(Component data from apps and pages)
=== Section Start ===

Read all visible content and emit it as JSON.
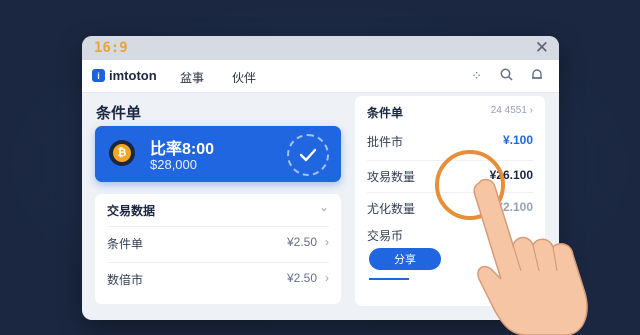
{
  "window": {
    "ratio": "16:9",
    "close_symbol": "✕"
  },
  "nav": {
    "logo_mark": "i",
    "logo_text": "imtoton",
    "items": [
      {
        "label": "盆事"
      },
      {
        "label": "伙伴"
      }
    ],
    "icons": [
      "more-icon",
      "search-icon",
      "notification-icon"
    ]
  },
  "left": {
    "title": "条件单",
    "card": {
      "title": "比率8:00",
      "value": "$28,000",
      "coin_symbol": "₿"
    },
    "panel": {
      "header": "交易数据",
      "rows": [
        {
          "label": "条件单",
          "value": "¥2.50"
        },
        {
          "label": "数偣市",
          "value": "¥2.50"
        }
      ]
    }
  },
  "right": {
    "header": "条件单",
    "header_num": "24 4551",
    "rows": [
      {
        "label": "批件市",
        "value": "¥.100",
        "color": "#1f66e0"
      },
      {
        "label": "攻易数量",
        "value": "¥26.100",
        "color": "#1b2740"
      },
      {
        "label": "尤化数量",
        "value": "¥2.100",
        "color": "#98a2b3"
      },
      {
        "label": "交易币",
        "value": "",
        "color": "#1b2740"
      }
    ],
    "share_button": "分享"
  },
  "colors": {
    "accent": "#1f66e0",
    "highlight_ring": "#e58f3a",
    "coin": "#f2a623"
  }
}
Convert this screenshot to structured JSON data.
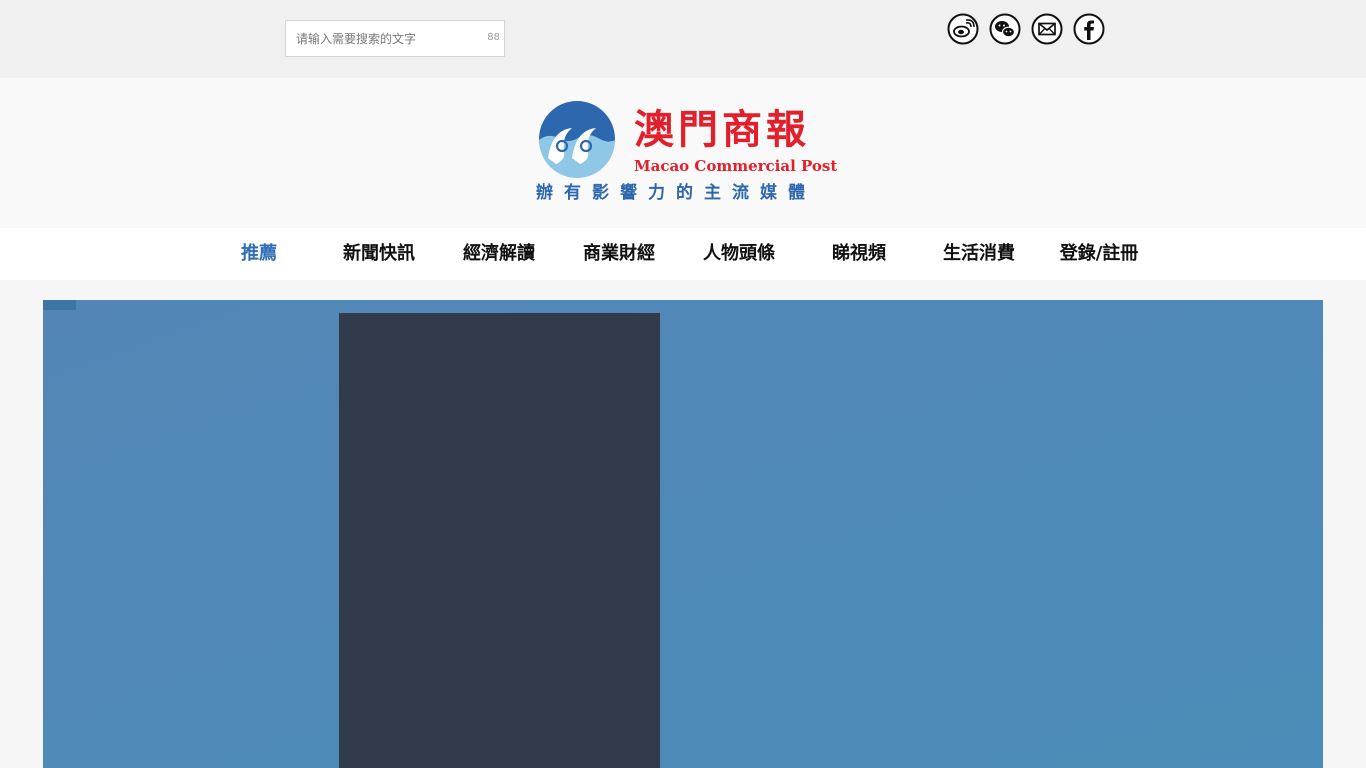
{
  "search": {
    "placeholder": "请输入需要搜索的文字",
    "button_label": "88"
  },
  "social": [
    {
      "name": "weibo-icon"
    },
    {
      "name": "wechat-icon"
    },
    {
      "name": "email-icon"
    },
    {
      "name": "facebook-icon"
    }
  ],
  "logo": {
    "title_cn": "澳門商報",
    "title_en": "Macao Commercial Post",
    "slogan": "辦有影響力的主流媒體",
    "colors": {
      "red": "#e1202b",
      "blue": "#2d67ad",
      "light_blue": "#8ec8e6"
    }
  },
  "nav": {
    "items": [
      {
        "label": "推薦",
        "active": true
      },
      {
        "label": "新聞快訊",
        "active": false
      },
      {
        "label": "經濟解讀",
        "active": false
      },
      {
        "label": "商業財經",
        "active": false
      },
      {
        "label": "人物頭條",
        "active": false
      },
      {
        "label": "睇視頻",
        "active": false
      },
      {
        "label": "生活消費",
        "active": false
      },
      {
        "label": "登錄/註冊",
        "active": false
      }
    ],
    "active_color": "#2f6db5"
  },
  "banner": {
    "background_color": "#4f89b8",
    "panel_color": "#313b4b"
  }
}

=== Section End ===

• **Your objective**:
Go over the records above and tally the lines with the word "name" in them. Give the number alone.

• **Response area**:
4